The hiker and the mountain
Shy Ms. Lindsey
The hike up to the base of the gully was mostly non eventful. We were so exhausted by this time and with the weather moving in, the thought of north couloir was completely erased from our minds. We put on our crampons, parted with our packs and continued to head up through the boot ladder.
Rest before the test
The snow was surprisingly good and traction was a non issue. While I was quite jittery about getting down on this steep snow, Adam kept assuring me the snow was perfect for heel stepping on the way down. I would later find out he was spot on. After climbing two hours on Missouri's soft C couloir two weeks ago, the Lindsey gully seemed very short. After the notch, we went to the left but I refrained from going too far to the left through the snowfields and tried scrambling up some solid rocks to the false summit. Adam, by now had reached the false summit and had a big smile plastered on his face assuming it was the summit. I was secretly wishing it was true but knew from previous reports there is another 0.2 mile to the hike. We finally made it to the summit after 7 hours from the TH. We clicked a few pictures and then started heading down, with concerns about the weather still on our mind.
The true summit
Puffy ones, above and below
Somehow made it!
The hike down was largely uneventful upto the basin. But the postholing fest started soon after. Adam started cruising down the trail and I took my own sweet time to get down. I eventually stepped into the stream underneath the snow on one of the million postholed steps of the day and wet both my shoes. I also had to cut back through downed trees and deep snow to the trail we ascended to retrieve my snowshoes. For the day, I ended up carrying snowshoes for about 6 miles but not having them when I needed the most. I still had four more miles to go (my car was parked near the national forest entrance) and I took almost 3 hours walking slowly in soggy shoes. The drive back through the dirt road took forever and the last thing I needed was rain all along I-25 for a grand 200 miles but Colorado had other plans.

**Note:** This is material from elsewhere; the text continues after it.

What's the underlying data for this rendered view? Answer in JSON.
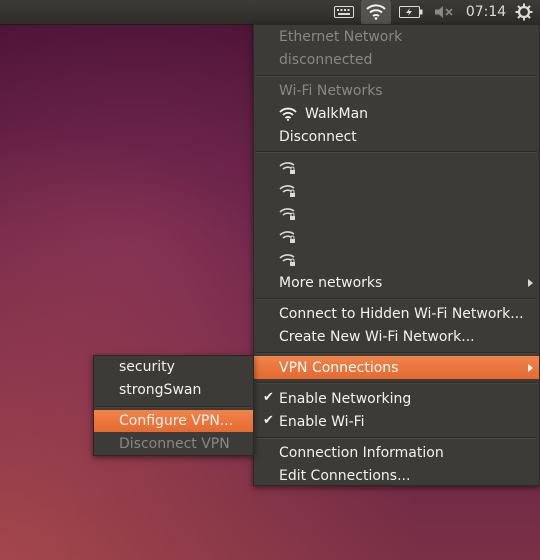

Cya Lindsey ... one last look
Well, parts of the hike were miserable, but in the end I hiked on those 'pointy' peaks. Those are called mountains, right?